I think that flooding a creature unto itself is cruel, but when coinciding with gentler ways, then it is really not true flooding, it is in all actuality a preparation. To the creature getting the initial prep, and then a smaller jump into the "scary" area is not a bad idea. However, you have to know your own dog.
It is a lot like kids, what works for one may not work for another. We can't generalize, but we have to watch for cues ...How does a dog react to the stimuli? Is he/she increasingly more comfortable? Watching for the dogs posture, vocalizations, breathing communication, facial expression, eye contact...and ultimately the willingness and understanding to get through that scary void .

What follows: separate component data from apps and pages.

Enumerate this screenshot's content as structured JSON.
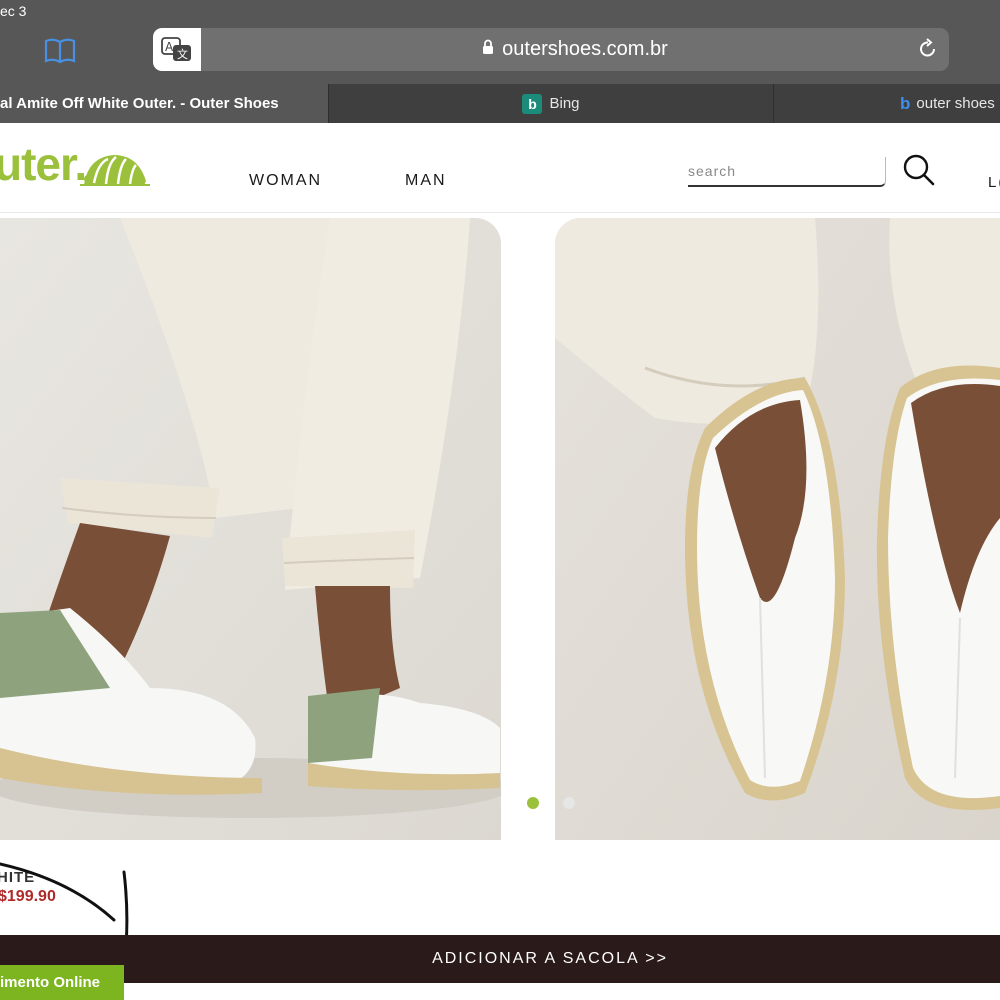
{
  "status_bar": {
    "date": "ec 3"
  },
  "browser": {
    "url": "outershoes.com.br",
    "tabs": [
      {
        "label": "al Amite Off White Outer. - Outer Shoes",
        "active": true
      },
      {
        "label": "Bing",
        "active": false
      },
      {
        "label": "outer shoes",
        "active": false
      }
    ]
  },
  "site": {
    "logo_text": "uter.",
    "nav": [
      {
        "label": "WOMAN"
      },
      {
        "label": "MAN"
      }
    ],
    "search_placeholder": "search",
    "login_label": "L("
  },
  "product": {
    "name": "HITE",
    "price": "$199.90",
    "add_to_bag_label": "ADICIONAR A SACOLA >>",
    "online_badge": "imento Online"
  },
  "carousel": {
    "active_dot_color": "#9bc13c",
    "inactive_dot_color": "#e6e6e6"
  },
  "colors": {
    "brand_green": "#9bc13c",
    "button_dark": "#2b1a1a",
    "price_red": "#b02a2a"
  }
}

I have a big problem with the kind of flooding which I would analogize with a person who is claustrophobic and is afraid of elevators - and if the therapist would just shove the guy in the elevator and say "get over it" . And call that the cure. Rather than working through the unresolved and disheveled thoughts that surround the guys real inner neurosis. But that would take time and educational background to get through that challenge, right?
Different dogs have different needs to be worked with. Accepting that is the basic beginning to working through their particular challenges. And a dog owner, esp. JQP, needs to learn that. Patience
is a crucial need as a dog owner with a "fearful" and "reactive" dog.
And taking the time to figure out what is needed is so missed by far too many people with dogs. What is needed is mass education in special needs of dogs, just like what we do with our children. Teaching with that in mind so that there is less abuse and less traumatic results and less euthanasia as a result of bad methods.